TASK ITEM: Out of the data below, copy every line with the string "properties".

--- INFORMATION SUPPLIED ---

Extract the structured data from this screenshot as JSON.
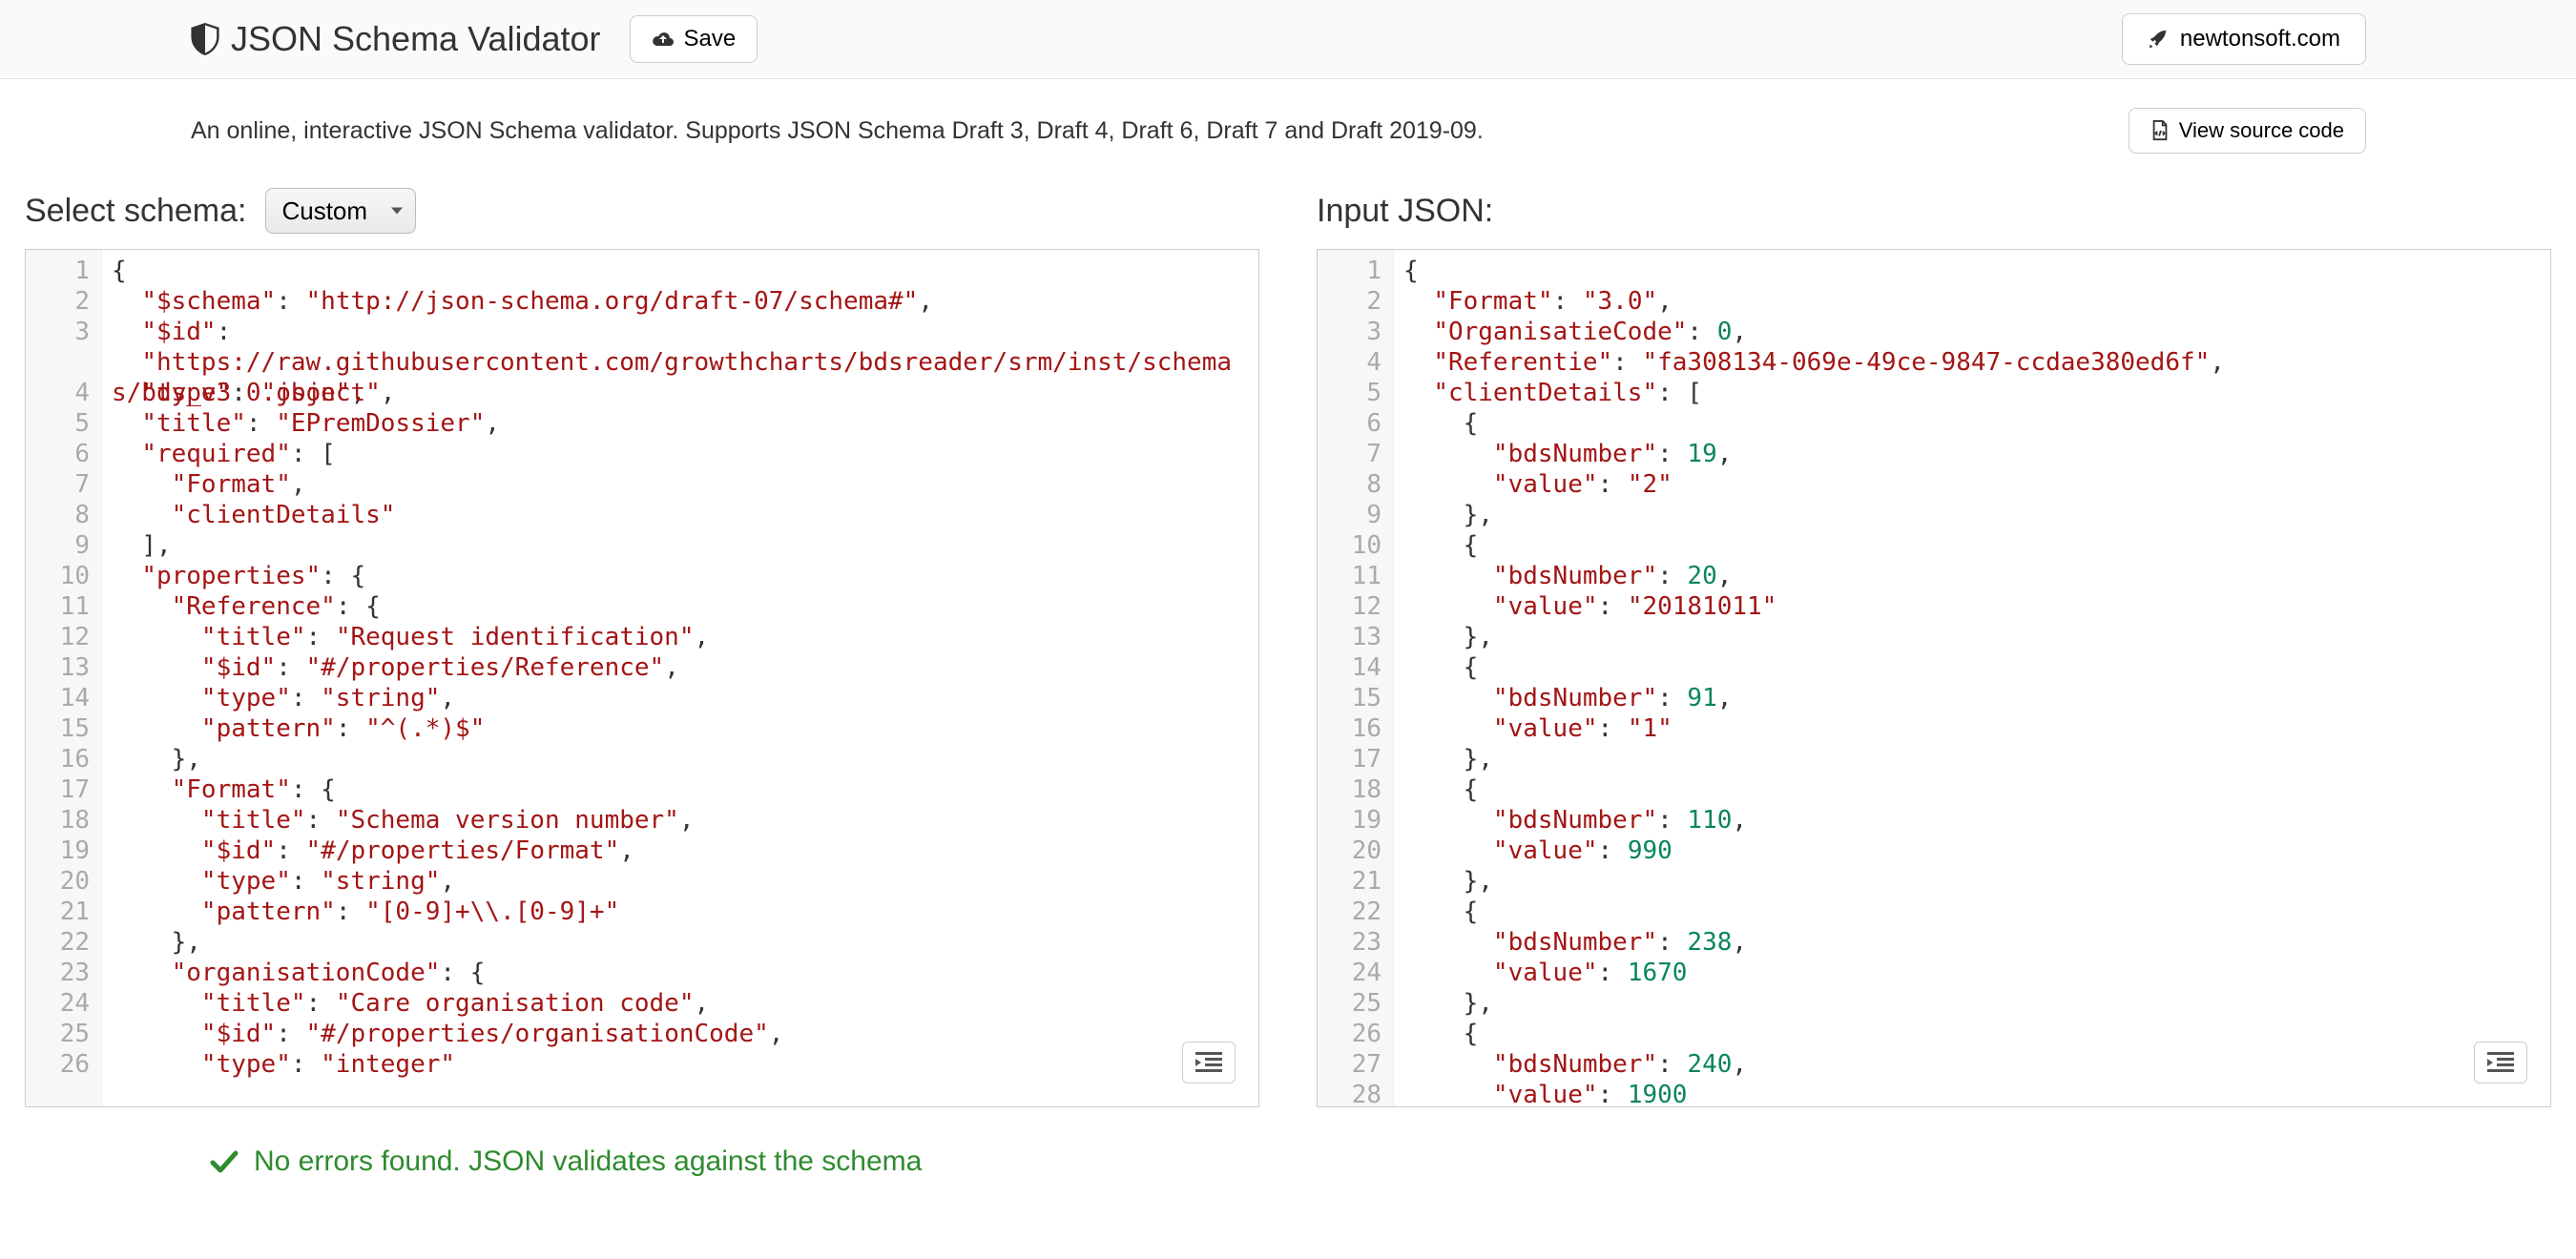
{
  "header": {
    "title": "JSON Schema Validator",
    "save_label": "Save",
    "newton_label": "newtonsoft.com"
  },
  "subbar": {
    "description": "An online, interactive JSON Schema validator. Supports JSON Schema Draft 3, Draft 4, Draft 6, Draft 7 and Draft 2019-09.",
    "view_source_label": "View source code"
  },
  "left": {
    "label": "Select schema:",
    "select_value": "Custom",
    "lines": [
      "1",
      "2",
      "3",
      "",
      "4",
      "5",
      "6",
      "7",
      "8",
      "9",
      "10",
      "11",
      "12",
      "13",
      "14",
      "15",
      "16",
      "17",
      "18",
      "19",
      "20",
      "21",
      "22",
      "23",
      "24",
      "25",
      "26"
    ],
    "code_tokens": [
      [
        {
          "t": "{",
          "c": "p"
        }
      ],
      [
        {
          "t": "  ",
          "c": "p"
        },
        {
          "t": "\"$schema\"",
          "c": "s"
        },
        {
          "t": ": ",
          "c": "p"
        },
        {
          "t": "\"http://json-schema.org/draft-07/schema#\"",
          "c": "s"
        },
        {
          "t": ",",
          "c": "p"
        }
      ],
      [
        {
          "t": "  ",
          "c": "p"
        },
        {
          "t": "\"$id\"",
          "c": "s"
        },
        {
          "t": ":",
          "c": "p"
        }
      ],
      [
        {
          "t": "  ",
          "c": "p"
        },
        {
          "t": "\"https://raw.githubusercontent.com/growthcharts/bdsreader/srm/inst/schemas/bds_v3.0.json\"",
          "c": "s"
        },
        {
          "t": ",",
          "c": "p"
        }
      ],
      [
        {
          "t": "  ",
          "c": "p"
        },
        {
          "t": "\"type\"",
          "c": "s"
        },
        {
          "t": ": ",
          "c": "p"
        },
        {
          "t": "\"object\"",
          "c": "s"
        },
        {
          "t": ",",
          "c": "p"
        }
      ],
      [
        {
          "t": "  ",
          "c": "p"
        },
        {
          "t": "\"title\"",
          "c": "s"
        },
        {
          "t": ": ",
          "c": "p"
        },
        {
          "t": "\"EPremDossier\"",
          "c": "s"
        },
        {
          "t": ",",
          "c": "p"
        }
      ],
      [
        {
          "t": "  ",
          "c": "p"
        },
        {
          "t": "\"required\"",
          "c": "s"
        },
        {
          "t": ": [",
          "c": "p"
        }
      ],
      [
        {
          "t": "    ",
          "c": "p"
        },
        {
          "t": "\"Format\"",
          "c": "s"
        },
        {
          "t": ",",
          "c": "p"
        }
      ],
      [
        {
          "t": "    ",
          "c": "p"
        },
        {
          "t": "\"clientDetails\"",
          "c": "s"
        }
      ],
      [
        {
          "t": "  ],",
          "c": "p"
        }
      ],
      [
        {
          "t": "  ",
          "c": "p"
        },
        {
          "t": "\"properties\"",
          "c": "s"
        },
        {
          "t": ": {",
          "c": "p"
        }
      ],
      [
        {
          "t": "    ",
          "c": "p"
        },
        {
          "t": "\"Reference\"",
          "c": "s"
        },
        {
          "t": ": {",
          "c": "p"
        }
      ],
      [
        {
          "t": "      ",
          "c": "p"
        },
        {
          "t": "\"title\"",
          "c": "s"
        },
        {
          "t": ": ",
          "c": "p"
        },
        {
          "t": "\"Request identification\"",
          "c": "s"
        },
        {
          "t": ",",
          "c": "p"
        }
      ],
      [
        {
          "t": "      ",
          "c": "p"
        },
        {
          "t": "\"$id\"",
          "c": "s"
        },
        {
          "t": ": ",
          "c": "p"
        },
        {
          "t": "\"#/properties/Reference\"",
          "c": "s"
        },
        {
          "t": ",",
          "c": "p"
        }
      ],
      [
        {
          "t": "      ",
          "c": "p"
        },
        {
          "t": "\"type\"",
          "c": "s"
        },
        {
          "t": ": ",
          "c": "p"
        },
        {
          "t": "\"string\"",
          "c": "s"
        },
        {
          "t": ",",
          "c": "p"
        }
      ],
      [
        {
          "t": "      ",
          "c": "p"
        },
        {
          "t": "\"pattern\"",
          "c": "s"
        },
        {
          "t": ": ",
          "c": "p"
        },
        {
          "t": "\"^(.*)$\"",
          "c": "s"
        }
      ],
      [
        {
          "t": "    },",
          "c": "p"
        }
      ],
      [
        {
          "t": "    ",
          "c": "p"
        },
        {
          "t": "\"Format\"",
          "c": "s"
        },
        {
          "t": ": {",
          "c": "p"
        }
      ],
      [
        {
          "t": "      ",
          "c": "p"
        },
        {
          "t": "\"title\"",
          "c": "s"
        },
        {
          "t": ": ",
          "c": "p"
        },
        {
          "t": "\"Schema version number\"",
          "c": "s"
        },
        {
          "t": ",",
          "c": "p"
        }
      ],
      [
        {
          "t": "      ",
          "c": "p"
        },
        {
          "t": "\"$id\"",
          "c": "s"
        },
        {
          "t": ": ",
          "c": "p"
        },
        {
          "t": "\"#/properties/Format\"",
          "c": "s"
        },
        {
          "t": ",",
          "c": "p"
        }
      ],
      [
        {
          "t": "      ",
          "c": "p"
        },
        {
          "t": "\"type\"",
          "c": "s"
        },
        {
          "t": ": ",
          "c": "p"
        },
        {
          "t": "\"string\"",
          "c": "s"
        },
        {
          "t": ",",
          "c": "p"
        }
      ],
      [
        {
          "t": "      ",
          "c": "p"
        },
        {
          "t": "\"pattern\"",
          "c": "s"
        },
        {
          "t": ": ",
          "c": "p"
        },
        {
          "t": "\"[0-9]+\\\\.[0-9]+\"",
          "c": "s"
        }
      ],
      [
        {
          "t": "    },",
          "c": "p"
        }
      ],
      [
        {
          "t": "    ",
          "c": "p"
        },
        {
          "t": "\"organisationCode\"",
          "c": "s"
        },
        {
          "t": ": {",
          "c": "p"
        }
      ],
      [
        {
          "t": "      ",
          "c": "p"
        },
        {
          "t": "\"title\"",
          "c": "s"
        },
        {
          "t": ": ",
          "c": "p"
        },
        {
          "t": "\"Care organisation code\"",
          "c": "s"
        },
        {
          "t": ",",
          "c": "p"
        }
      ],
      [
        {
          "t": "      ",
          "c": "p"
        },
        {
          "t": "\"$id\"",
          "c": "s"
        },
        {
          "t": ": ",
          "c": "p"
        },
        {
          "t": "\"#/properties/organisationCode\"",
          "c": "s"
        },
        {
          "t": ",",
          "c": "p"
        }
      ],
      [
        {
          "t": "      ",
          "c": "p"
        },
        {
          "t": "\"type\"",
          "c": "s"
        },
        {
          "t": ": ",
          "c": "p"
        },
        {
          "t": "\"integer\"",
          "c": "s"
        }
      ]
    ]
  },
  "right": {
    "label": "Input JSON:",
    "lines": [
      "1",
      "2",
      "3",
      "4",
      "5",
      "6",
      "7",
      "8",
      "9",
      "10",
      "11",
      "12",
      "13",
      "14",
      "15",
      "16",
      "17",
      "18",
      "19",
      "20",
      "21",
      "22",
      "23",
      "24",
      "25",
      "26",
      "27",
      "28"
    ],
    "code_tokens": [
      [
        {
          "t": "{",
          "c": "p"
        }
      ],
      [
        {
          "t": "  ",
          "c": "p"
        },
        {
          "t": "\"Format\"",
          "c": "s"
        },
        {
          "t": ": ",
          "c": "p"
        },
        {
          "t": "\"3.0\"",
          "c": "s"
        },
        {
          "t": ",",
          "c": "p"
        }
      ],
      [
        {
          "t": "  ",
          "c": "p"
        },
        {
          "t": "\"OrganisatieCode\"",
          "c": "s"
        },
        {
          "t": ": ",
          "c": "p"
        },
        {
          "t": "0",
          "c": "n"
        },
        {
          "t": ",",
          "c": "p"
        }
      ],
      [
        {
          "t": "  ",
          "c": "p"
        },
        {
          "t": "\"Referentie\"",
          "c": "s"
        },
        {
          "t": ": ",
          "c": "p"
        },
        {
          "t": "\"fa308134-069e-49ce-9847-ccdae380ed6f\"",
          "c": "s"
        },
        {
          "t": ",",
          "c": "p"
        }
      ],
      [
        {
          "t": "  ",
          "c": "p"
        },
        {
          "t": "\"clientDetails\"",
          "c": "s"
        },
        {
          "t": ": [",
          "c": "p"
        }
      ],
      [
        {
          "t": "    {",
          "c": "p"
        }
      ],
      [
        {
          "t": "      ",
          "c": "p"
        },
        {
          "t": "\"bdsNumber\"",
          "c": "s"
        },
        {
          "t": ": ",
          "c": "p"
        },
        {
          "t": "19",
          "c": "n"
        },
        {
          "t": ",",
          "c": "p"
        }
      ],
      [
        {
          "t": "      ",
          "c": "p"
        },
        {
          "t": "\"value\"",
          "c": "s"
        },
        {
          "t": ": ",
          "c": "p"
        },
        {
          "t": "\"2\"",
          "c": "s"
        }
      ],
      [
        {
          "t": "    },",
          "c": "p"
        }
      ],
      [
        {
          "t": "    {",
          "c": "p"
        }
      ],
      [
        {
          "t": "      ",
          "c": "p"
        },
        {
          "t": "\"bdsNumber\"",
          "c": "s"
        },
        {
          "t": ": ",
          "c": "p"
        },
        {
          "t": "20",
          "c": "n"
        },
        {
          "t": ",",
          "c": "p"
        }
      ],
      [
        {
          "t": "      ",
          "c": "p"
        },
        {
          "t": "\"value\"",
          "c": "s"
        },
        {
          "t": ": ",
          "c": "p"
        },
        {
          "t": "\"20181011\"",
          "c": "s"
        }
      ],
      [
        {
          "t": "    },",
          "c": "p"
        }
      ],
      [
        {
          "t": "    {",
          "c": "p"
        }
      ],
      [
        {
          "t": "      ",
          "c": "p"
        },
        {
          "t": "\"bdsNumber\"",
          "c": "s"
        },
        {
          "t": ": ",
          "c": "p"
        },
        {
          "t": "91",
          "c": "n"
        },
        {
          "t": ",",
          "c": "p"
        }
      ],
      [
        {
          "t": "      ",
          "c": "p"
        },
        {
          "t": "\"value\"",
          "c": "s"
        },
        {
          "t": ": ",
          "c": "p"
        },
        {
          "t": "\"1\"",
          "c": "s"
        }
      ],
      [
        {
          "t": "    },",
          "c": "p"
        }
      ],
      [
        {
          "t": "    {",
          "c": "p"
        }
      ],
      [
        {
          "t": "      ",
          "c": "p"
        },
        {
          "t": "\"bdsNumber\"",
          "c": "s"
        },
        {
          "t": ": ",
          "c": "p"
        },
        {
          "t": "110",
          "c": "n"
        },
        {
          "t": ",",
          "c": "p"
        }
      ],
      [
        {
          "t": "      ",
          "c": "p"
        },
        {
          "t": "\"value\"",
          "c": "s"
        },
        {
          "t": ": ",
          "c": "p"
        },
        {
          "t": "990",
          "c": "n"
        }
      ],
      [
        {
          "t": "    },",
          "c": "p"
        }
      ],
      [
        {
          "t": "    {",
          "c": "p"
        }
      ],
      [
        {
          "t": "      ",
          "c": "p"
        },
        {
          "t": "\"bdsNumber\"",
          "c": "s"
        },
        {
          "t": ": ",
          "c": "p"
        },
        {
          "t": "238",
          "c": "n"
        },
        {
          "t": ",",
          "c": "p"
        }
      ],
      [
        {
          "t": "      ",
          "c": "p"
        },
        {
          "t": "\"value\"",
          "c": "s"
        },
        {
          "t": ": ",
          "c": "p"
        },
        {
          "t": "1670",
          "c": "n"
        }
      ],
      [
        {
          "t": "    },",
          "c": "p"
        }
      ],
      [
        {
          "t": "    {",
          "c": "p"
        }
      ],
      [
        {
          "t": "      ",
          "c": "p"
        },
        {
          "t": "\"bdsNumber\"",
          "c": "s"
        },
        {
          "t": ": ",
          "c": "p"
        },
        {
          "t": "240",
          "c": "n"
        },
        {
          "t": ",",
          "c": "p"
        }
      ],
      [
        {
          "t": "      ",
          "c": "p"
        },
        {
          "t": "\"value\"",
          "c": "s"
        },
        {
          "t": ": ",
          "c": "p"
        },
        {
          "t": "1900",
          "c": "n"
        }
      ]
    ]
  },
  "status": {
    "message": "No errors found. JSON validates against the schema"
  }
}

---

ANSWER TO THE EXERCISE:
          "t": "\"properties\"",
          "t": "\"#/properties/Reference\"",
          "t": "\"#/properties/Format\"",
          "t": "\"#/properties/organisationCode\"",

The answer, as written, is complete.